Let us elaborate on the comment by Chris: by the definition of an eigenvalue you can show that $$\lambda \in\sigma(P) \text{ if and only if } c\lambda\in \sigma(cP)$$ where $c$ is any non-zero constant. Next, $\rho(P) = \max\{|\lambda|:\lambda\in\sigma(P)\}$ so $\rho(cP) = |c|\rho(P)$.
Finally, put $$c = \frac{1}{\rho(P)+\epsilon}$$ to get $$\rho(cP) = \frac{\rho(P)}{\rho(P)+\epsilon}$$ and you only need to upper-bound the latter ratio.
If we denote the characteristic polynomial of $P$ by $q( \lambda ).$ Then clearly $c \lambda, c \neq 0$ is a root of $q( \lambda )$ if and only if $\lambda$ is a root of $q(\lambda).$ On the other hand, $\lambda \in \sigma(P)$ is an eigenvalue of $P$ implies $Px = \lambda x, x \neq 0.$ This implies $P cx = c\lambda x,$ so I was wondering $c \lambda$ is eigenvalue of $P$ corresponding to which eigenvector $x$ or $cx?$ – Zizo Feb 9 '12 at 14:06

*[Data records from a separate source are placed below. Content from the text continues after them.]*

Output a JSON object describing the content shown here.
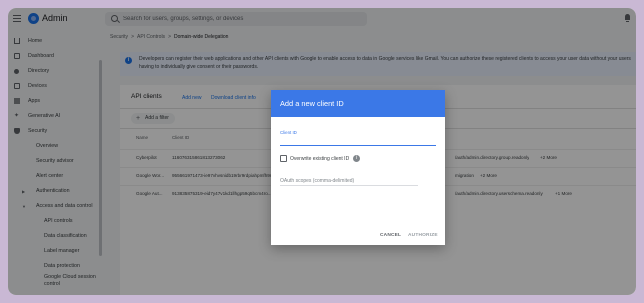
{
  "app": {
    "title": "Admin"
  },
  "search": {
    "placeholder": "Search for users, groups, settings, or devices"
  },
  "sidebar": {
    "items": [
      {
        "label": "Home"
      },
      {
        "label": "Dashboard"
      },
      {
        "label": "Directory"
      },
      {
        "label": "Devices"
      },
      {
        "label": "Apps"
      },
      {
        "label": "Generative AI"
      },
      {
        "label": "Security"
      },
      {
        "label": "Overview"
      },
      {
        "label": "Security advisor"
      },
      {
        "label": "Alert center"
      },
      {
        "label": "Authentication"
      },
      {
        "label": "Access and data control"
      },
      {
        "label": "API controls"
      },
      {
        "label": "Data classification"
      },
      {
        "label": "Label manager"
      },
      {
        "label": "Data protection"
      },
      {
        "label": "Google Cloud session control"
      }
    ]
  },
  "breadcrumb": {
    "items": [
      "Security",
      "API Controls",
      "Domain-wide Delegation"
    ],
    "separator": ">"
  },
  "info": {
    "text": "Developers can register their web applications and other API clients with Google to enable access to data in Google services like Gmail. You can authorize these registered clients to access your user data without your users having to individually give consent or their passwords."
  },
  "panel": {
    "title": "API clients",
    "add_new": "Add new",
    "download": "Download client info",
    "filter": "Add a filter",
    "columns": {
      "name": "Name",
      "client_id": "Client ID"
    },
    "rows": [
      {
        "name": "Cyberpilot",
        "client_id": "116076315861813273062",
        "scope": "/auth/admin.directory.group.readonly",
        "more": "+2 More"
      },
      {
        "name": "Google Wor...",
        "client_id": "955661971473-ie97vhvsnidb19rbr9rdpiahpmfh9rk...",
        "scope": "migration",
        "more": "+2 More"
      },
      {
        "name": "Google Aut...",
        "client_id": "913835875319-eid7y47v1kd1llhgp59q5bcm4ro...",
        "scope": "/auth/admin.directory.userschema.readonly",
        "more": "+1 More"
      }
    ]
  },
  "dialog": {
    "title": "Add a new client ID",
    "client_id_label": "Client ID",
    "client_id_value": "",
    "overwrite_label": "Overwrite existing client ID",
    "scopes_placeholder": "OAuth scopes (comma-delimited)",
    "cancel": "CANCEL",
    "authorize": "AUTHORIZE"
  },
  "colors": {
    "accent": "#3b78e7",
    "link": "#1a73e8",
    "info_bg": "#e8f0fe",
    "outer_bg": "#c9b8d4"
  }
}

Can it be you're missing a $c$ in there (first equation)? Otherwise I cannot believe $\lambda$ being an eigenvalue implies $c\lambda$ being an eigenvalue of the same matrix, too. With $\sigma$ you mean the spectrum, right? – Christian Rau Feb 9 '12 at 14:27